The Casparian strips in the endodermal cell wall prevent the passage of water from outside to inside or back, unless it passes through the cell membrane and cytoplasm of the endodermal cells.  These strips contain waterproof substance called suberin which prevents apoplastic movement of water.

In this pathway, water and dissolved minerals never move through a cell’s plasmamembrane but instead travel through the porous cell walls that surround the plant cell.

Pathways of water

Fig: Apoplast and Symplast pathways of water

Symplast Pathway: 

The symplast forms a continuous system.

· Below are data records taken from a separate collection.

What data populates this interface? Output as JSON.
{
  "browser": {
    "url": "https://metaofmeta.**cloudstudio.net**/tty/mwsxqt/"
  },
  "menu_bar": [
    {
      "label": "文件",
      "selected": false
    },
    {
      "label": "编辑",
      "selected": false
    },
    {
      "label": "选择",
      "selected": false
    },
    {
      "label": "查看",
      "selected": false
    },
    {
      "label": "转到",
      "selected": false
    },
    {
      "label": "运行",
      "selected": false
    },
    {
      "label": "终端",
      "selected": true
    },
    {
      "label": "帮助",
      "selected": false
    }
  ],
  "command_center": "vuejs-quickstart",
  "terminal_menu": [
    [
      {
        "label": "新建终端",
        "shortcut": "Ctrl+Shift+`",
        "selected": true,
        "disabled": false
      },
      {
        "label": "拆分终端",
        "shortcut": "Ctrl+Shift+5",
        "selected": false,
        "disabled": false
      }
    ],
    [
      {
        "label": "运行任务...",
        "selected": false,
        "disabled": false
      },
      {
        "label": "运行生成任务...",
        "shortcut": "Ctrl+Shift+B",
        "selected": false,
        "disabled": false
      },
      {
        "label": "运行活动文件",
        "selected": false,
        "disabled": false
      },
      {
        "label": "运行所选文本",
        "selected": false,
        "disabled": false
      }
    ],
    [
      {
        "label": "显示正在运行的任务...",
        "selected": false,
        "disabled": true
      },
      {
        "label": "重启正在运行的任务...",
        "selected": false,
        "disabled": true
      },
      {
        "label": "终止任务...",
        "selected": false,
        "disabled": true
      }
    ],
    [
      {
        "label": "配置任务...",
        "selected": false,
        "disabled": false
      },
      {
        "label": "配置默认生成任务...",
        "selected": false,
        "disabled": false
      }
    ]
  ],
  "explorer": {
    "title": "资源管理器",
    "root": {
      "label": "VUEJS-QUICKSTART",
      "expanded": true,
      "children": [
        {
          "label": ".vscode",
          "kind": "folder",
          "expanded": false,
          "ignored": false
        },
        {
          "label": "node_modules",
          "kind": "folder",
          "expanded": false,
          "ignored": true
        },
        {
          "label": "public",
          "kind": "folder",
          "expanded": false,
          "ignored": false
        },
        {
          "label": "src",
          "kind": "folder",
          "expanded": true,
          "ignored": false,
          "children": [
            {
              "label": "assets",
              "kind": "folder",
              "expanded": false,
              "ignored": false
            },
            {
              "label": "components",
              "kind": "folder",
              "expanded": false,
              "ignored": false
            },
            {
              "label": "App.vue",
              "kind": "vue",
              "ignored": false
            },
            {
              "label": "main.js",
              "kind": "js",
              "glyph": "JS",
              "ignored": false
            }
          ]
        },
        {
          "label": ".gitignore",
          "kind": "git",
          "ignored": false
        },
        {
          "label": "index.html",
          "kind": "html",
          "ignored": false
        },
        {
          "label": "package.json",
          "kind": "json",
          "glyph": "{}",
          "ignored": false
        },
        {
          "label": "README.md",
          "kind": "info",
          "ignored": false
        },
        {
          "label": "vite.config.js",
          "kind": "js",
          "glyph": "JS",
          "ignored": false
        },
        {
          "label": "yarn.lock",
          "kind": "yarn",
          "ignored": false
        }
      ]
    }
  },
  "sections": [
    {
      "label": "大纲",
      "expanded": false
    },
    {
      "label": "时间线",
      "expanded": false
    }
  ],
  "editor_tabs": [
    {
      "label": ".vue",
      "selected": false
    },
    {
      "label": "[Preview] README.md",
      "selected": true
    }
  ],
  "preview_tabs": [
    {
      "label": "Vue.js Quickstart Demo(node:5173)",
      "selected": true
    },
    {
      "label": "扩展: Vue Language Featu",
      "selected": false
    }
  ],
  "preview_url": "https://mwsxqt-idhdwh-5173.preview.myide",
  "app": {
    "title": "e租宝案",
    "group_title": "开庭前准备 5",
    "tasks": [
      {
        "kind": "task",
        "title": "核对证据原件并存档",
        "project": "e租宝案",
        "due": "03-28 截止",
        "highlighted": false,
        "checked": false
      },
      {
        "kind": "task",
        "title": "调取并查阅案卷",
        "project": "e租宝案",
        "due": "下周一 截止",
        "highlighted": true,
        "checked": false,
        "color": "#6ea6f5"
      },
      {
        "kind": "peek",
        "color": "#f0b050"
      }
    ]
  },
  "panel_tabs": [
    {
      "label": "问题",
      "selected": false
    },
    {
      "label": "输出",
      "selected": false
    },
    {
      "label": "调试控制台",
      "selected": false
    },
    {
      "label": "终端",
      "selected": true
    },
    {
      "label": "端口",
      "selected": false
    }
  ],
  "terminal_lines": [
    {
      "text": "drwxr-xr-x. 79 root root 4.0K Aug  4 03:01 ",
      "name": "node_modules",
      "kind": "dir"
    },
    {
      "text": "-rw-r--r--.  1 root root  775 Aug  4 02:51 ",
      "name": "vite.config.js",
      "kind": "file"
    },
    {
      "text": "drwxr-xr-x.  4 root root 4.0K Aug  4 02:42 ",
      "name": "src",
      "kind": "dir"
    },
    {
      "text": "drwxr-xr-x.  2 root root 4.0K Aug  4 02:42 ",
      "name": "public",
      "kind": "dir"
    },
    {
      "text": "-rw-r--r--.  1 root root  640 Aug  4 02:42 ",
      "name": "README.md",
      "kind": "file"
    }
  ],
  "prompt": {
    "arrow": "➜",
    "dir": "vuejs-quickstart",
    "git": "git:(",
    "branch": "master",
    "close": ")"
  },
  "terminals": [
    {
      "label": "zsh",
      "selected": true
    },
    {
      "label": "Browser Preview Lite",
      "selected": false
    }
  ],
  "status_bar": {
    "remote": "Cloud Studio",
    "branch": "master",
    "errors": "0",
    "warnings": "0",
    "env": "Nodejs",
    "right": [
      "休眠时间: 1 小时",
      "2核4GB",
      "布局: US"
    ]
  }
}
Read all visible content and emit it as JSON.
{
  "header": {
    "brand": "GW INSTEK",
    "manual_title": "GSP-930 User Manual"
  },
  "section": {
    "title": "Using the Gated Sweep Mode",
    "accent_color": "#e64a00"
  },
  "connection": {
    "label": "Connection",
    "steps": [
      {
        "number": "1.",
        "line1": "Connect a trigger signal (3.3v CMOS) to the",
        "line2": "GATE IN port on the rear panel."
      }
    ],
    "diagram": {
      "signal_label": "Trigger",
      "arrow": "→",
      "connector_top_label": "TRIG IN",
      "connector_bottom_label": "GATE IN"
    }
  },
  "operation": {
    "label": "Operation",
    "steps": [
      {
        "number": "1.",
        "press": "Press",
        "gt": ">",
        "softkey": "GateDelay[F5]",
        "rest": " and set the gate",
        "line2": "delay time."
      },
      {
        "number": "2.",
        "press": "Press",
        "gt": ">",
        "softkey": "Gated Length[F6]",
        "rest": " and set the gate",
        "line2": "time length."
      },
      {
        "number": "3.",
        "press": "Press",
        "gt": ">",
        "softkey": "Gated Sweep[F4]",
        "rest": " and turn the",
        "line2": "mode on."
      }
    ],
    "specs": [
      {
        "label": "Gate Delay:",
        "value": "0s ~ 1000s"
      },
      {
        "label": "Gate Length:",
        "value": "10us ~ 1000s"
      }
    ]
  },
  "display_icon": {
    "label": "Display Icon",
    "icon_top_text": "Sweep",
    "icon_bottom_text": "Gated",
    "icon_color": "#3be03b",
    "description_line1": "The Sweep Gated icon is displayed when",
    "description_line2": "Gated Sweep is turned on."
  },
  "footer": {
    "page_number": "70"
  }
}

The cytoplasmic strands, called plasmodesmata connects the protoplast of the cortex, endodermis and vascular tissue from cell to cell.

Transmembrane Pathway or Non-vacuolar Symplast Pathways: 

In this pathway water passes from cell to cell through their protoplasm.  It does not enter the cell vacuoles.  Plasmodesmata connects the cytoplasm of the adjacent cells .  Water moves through water channels present in the plant cell plasmamembrane from one cell to the next until it reaches the xylem.

Vacuolar Symplast Pathway:

In this pathway each root cell functions as tiny osmotic system.  The root hair cell first absorbs water from soil through osmosis.  Then it passes into vacuoles of adjacent cortical cells through osmosis.  The process continues till water reaches the xylem parenchyma cells.

Apoplastic water is in constant equilibrium with water in the symplast and cell vacuoles.  Exchange of water constantly takes place across both the cell and the vacuolar membranes.  In fact, flow of water through cortex involves both the pathways.

Pathway of water movement

Fig: Apoplast and Symplast pathways of water